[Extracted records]
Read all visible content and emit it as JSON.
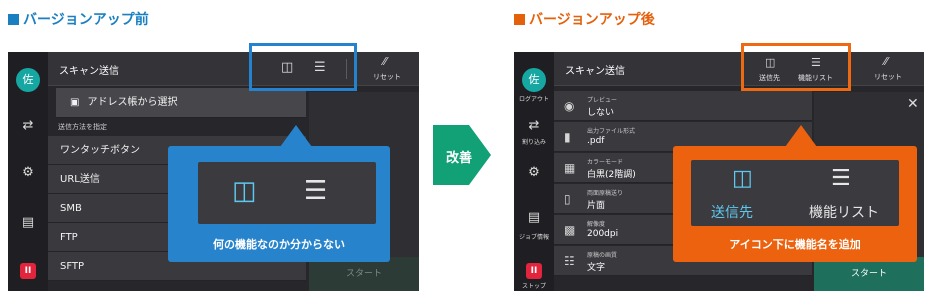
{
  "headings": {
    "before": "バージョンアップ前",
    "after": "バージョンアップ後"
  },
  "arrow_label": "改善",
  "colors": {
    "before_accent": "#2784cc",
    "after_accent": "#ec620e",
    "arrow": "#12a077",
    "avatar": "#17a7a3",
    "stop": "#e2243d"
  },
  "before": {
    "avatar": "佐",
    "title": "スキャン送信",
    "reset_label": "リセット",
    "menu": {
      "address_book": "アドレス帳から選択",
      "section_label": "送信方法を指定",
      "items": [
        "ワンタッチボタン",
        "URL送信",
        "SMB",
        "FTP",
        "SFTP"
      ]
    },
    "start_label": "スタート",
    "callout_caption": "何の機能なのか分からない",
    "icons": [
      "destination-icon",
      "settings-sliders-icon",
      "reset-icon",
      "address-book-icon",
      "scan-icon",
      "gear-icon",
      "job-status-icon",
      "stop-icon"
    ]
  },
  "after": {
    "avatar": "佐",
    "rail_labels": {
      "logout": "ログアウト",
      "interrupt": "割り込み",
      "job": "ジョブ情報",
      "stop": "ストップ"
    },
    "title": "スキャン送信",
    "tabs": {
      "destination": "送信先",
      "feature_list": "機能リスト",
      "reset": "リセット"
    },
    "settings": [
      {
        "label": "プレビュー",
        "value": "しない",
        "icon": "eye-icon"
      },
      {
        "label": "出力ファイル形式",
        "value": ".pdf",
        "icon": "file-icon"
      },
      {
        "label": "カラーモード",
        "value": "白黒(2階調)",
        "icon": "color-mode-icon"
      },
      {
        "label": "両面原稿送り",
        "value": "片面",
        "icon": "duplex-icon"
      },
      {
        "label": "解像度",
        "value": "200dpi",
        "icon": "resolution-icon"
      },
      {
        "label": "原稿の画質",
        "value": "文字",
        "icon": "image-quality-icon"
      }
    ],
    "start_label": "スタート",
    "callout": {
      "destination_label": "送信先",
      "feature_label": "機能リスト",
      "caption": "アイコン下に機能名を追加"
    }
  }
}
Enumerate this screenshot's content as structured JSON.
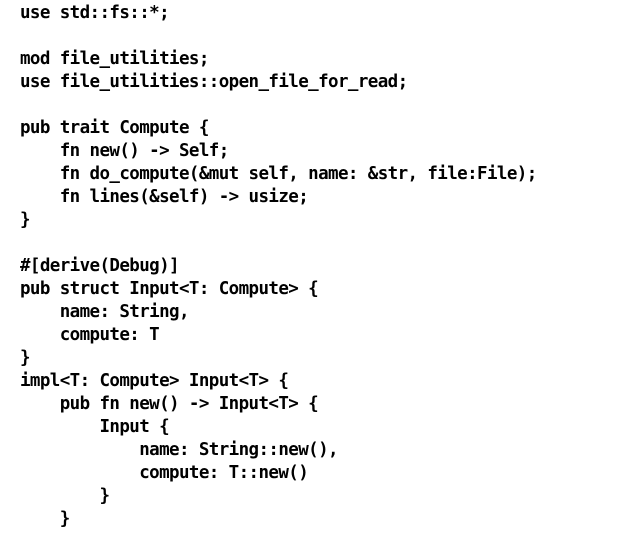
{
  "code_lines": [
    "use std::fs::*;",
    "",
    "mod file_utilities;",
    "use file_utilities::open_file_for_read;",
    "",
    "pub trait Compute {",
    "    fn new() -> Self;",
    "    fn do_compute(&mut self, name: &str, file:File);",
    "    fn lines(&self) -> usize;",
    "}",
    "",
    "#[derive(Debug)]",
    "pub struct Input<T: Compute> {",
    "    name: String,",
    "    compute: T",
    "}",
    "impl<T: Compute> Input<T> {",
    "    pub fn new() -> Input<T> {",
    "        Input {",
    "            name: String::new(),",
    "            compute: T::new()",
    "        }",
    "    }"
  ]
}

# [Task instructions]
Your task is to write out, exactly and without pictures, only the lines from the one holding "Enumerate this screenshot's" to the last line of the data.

# [Response for this exercise]
Enumerate this screenshot's content as structured JSON.
{
  "code_lines": [
    "use std::fs::*;",
    "",
    "mod file_utilities;",
    "use file_utilities::open_file_for_read;",
    "",
    "pub trait Compute {",
    "    fn new() -> Self;",
    "    fn do_compute(&mut self, name: &str, file:File);",
    "    fn lines(&self) -> usize;",
    "}",
    "",
    "#[derive(Debug)]",
    "pub struct Input<T: Compute> {",
    "    name: String,",
    "    compute: T",
    "}",
    "impl<T: Compute> Input<T> {",
    "    pub fn new() -> Input<T> {",
    "        Input {",
    "            name: String::new(),",
    "            compute: T::new()",
    "        }",
    "    }"
  ]
}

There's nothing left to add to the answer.